▶ [HOW TO COMPLETE THIS TASK]:
Pick out the lines below with "icon" and list them.

▶ [SUPPLIED MATERIAL]:

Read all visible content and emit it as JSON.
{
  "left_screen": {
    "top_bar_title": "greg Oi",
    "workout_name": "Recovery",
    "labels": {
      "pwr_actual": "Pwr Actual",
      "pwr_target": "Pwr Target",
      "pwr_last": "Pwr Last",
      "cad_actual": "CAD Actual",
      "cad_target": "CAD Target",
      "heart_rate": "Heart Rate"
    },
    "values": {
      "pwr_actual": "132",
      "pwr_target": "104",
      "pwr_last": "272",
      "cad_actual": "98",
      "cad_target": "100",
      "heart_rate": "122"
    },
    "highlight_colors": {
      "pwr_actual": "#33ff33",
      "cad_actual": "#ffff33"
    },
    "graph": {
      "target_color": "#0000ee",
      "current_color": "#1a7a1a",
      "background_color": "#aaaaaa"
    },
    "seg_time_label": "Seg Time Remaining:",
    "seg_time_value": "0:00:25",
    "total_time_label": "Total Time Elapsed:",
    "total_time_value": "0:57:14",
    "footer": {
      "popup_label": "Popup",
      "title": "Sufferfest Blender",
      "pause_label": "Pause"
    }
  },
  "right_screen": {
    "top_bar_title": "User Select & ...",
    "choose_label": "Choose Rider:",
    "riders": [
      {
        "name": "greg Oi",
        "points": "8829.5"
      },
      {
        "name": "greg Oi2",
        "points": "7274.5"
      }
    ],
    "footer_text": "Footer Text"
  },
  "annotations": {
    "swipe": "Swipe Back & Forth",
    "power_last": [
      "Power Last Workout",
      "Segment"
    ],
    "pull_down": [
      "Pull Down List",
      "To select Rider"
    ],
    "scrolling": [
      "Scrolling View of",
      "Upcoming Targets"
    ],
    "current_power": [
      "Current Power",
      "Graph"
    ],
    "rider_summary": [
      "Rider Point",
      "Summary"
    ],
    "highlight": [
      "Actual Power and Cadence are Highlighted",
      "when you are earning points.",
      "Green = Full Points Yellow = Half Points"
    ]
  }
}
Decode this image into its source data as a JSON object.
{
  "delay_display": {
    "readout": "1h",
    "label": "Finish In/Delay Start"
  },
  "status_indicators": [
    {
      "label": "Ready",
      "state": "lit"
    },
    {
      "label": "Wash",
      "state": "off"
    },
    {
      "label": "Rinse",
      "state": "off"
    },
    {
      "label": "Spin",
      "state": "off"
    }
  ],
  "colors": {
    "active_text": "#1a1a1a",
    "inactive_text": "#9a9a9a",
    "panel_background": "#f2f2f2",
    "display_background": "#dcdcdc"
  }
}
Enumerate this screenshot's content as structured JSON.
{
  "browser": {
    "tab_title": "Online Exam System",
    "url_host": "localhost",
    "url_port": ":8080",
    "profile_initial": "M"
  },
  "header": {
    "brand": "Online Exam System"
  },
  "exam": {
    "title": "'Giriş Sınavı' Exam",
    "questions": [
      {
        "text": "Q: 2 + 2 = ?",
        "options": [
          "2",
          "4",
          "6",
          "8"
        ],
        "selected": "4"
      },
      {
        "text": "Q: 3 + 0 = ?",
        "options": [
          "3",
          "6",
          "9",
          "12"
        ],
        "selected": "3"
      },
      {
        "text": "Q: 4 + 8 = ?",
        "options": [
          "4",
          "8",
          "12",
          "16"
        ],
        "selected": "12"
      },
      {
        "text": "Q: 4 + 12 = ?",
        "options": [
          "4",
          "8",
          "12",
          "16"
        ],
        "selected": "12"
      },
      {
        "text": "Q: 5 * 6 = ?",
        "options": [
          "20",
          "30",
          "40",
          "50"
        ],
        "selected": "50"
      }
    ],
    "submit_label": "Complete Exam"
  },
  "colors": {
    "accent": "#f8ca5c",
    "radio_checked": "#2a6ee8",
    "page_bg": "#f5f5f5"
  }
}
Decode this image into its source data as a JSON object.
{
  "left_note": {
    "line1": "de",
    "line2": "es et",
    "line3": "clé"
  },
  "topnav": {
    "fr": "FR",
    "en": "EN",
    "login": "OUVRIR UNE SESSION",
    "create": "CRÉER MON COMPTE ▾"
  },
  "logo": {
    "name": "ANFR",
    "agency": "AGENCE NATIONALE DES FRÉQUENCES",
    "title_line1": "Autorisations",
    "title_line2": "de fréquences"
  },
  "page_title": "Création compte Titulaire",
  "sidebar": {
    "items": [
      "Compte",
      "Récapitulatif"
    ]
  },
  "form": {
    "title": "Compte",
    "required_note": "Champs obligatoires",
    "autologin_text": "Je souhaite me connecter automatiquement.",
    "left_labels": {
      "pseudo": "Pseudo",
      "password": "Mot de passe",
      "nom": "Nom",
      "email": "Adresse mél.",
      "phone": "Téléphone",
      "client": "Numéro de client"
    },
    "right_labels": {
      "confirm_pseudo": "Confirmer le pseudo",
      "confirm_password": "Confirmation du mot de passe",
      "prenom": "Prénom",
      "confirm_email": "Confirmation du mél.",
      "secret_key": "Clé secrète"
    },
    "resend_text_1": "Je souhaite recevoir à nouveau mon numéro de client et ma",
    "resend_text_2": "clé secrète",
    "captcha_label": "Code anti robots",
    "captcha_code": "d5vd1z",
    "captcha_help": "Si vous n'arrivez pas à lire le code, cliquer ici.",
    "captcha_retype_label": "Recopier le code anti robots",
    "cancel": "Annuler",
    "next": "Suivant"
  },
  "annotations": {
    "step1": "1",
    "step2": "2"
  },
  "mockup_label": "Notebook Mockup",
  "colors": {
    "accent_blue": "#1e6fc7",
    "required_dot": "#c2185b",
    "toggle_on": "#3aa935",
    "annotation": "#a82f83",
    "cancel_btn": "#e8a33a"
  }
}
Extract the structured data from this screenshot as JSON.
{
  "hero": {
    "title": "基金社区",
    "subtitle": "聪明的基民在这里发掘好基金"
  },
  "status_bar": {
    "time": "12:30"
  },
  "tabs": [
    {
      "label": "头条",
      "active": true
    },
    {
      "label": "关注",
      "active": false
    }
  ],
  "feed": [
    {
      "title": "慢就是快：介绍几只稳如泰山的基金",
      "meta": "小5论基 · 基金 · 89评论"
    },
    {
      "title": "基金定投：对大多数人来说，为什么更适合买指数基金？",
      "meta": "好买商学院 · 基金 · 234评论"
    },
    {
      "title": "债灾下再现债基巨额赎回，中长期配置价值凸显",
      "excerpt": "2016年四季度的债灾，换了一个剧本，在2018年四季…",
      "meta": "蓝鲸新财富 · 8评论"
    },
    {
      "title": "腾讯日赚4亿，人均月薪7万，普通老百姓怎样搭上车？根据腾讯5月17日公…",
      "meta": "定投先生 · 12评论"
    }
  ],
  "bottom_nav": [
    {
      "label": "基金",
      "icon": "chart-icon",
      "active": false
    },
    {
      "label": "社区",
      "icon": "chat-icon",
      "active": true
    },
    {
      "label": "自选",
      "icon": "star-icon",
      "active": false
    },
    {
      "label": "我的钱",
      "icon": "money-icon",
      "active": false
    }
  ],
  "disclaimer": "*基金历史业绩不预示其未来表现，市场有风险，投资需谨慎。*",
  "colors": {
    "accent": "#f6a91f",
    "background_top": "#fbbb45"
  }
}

▶ [WRITTEN ANSWER]:
      "icon": "chart-icon",
      "icon": "chat-icon",
      "icon": "star-icon",
      "icon": "money-icon",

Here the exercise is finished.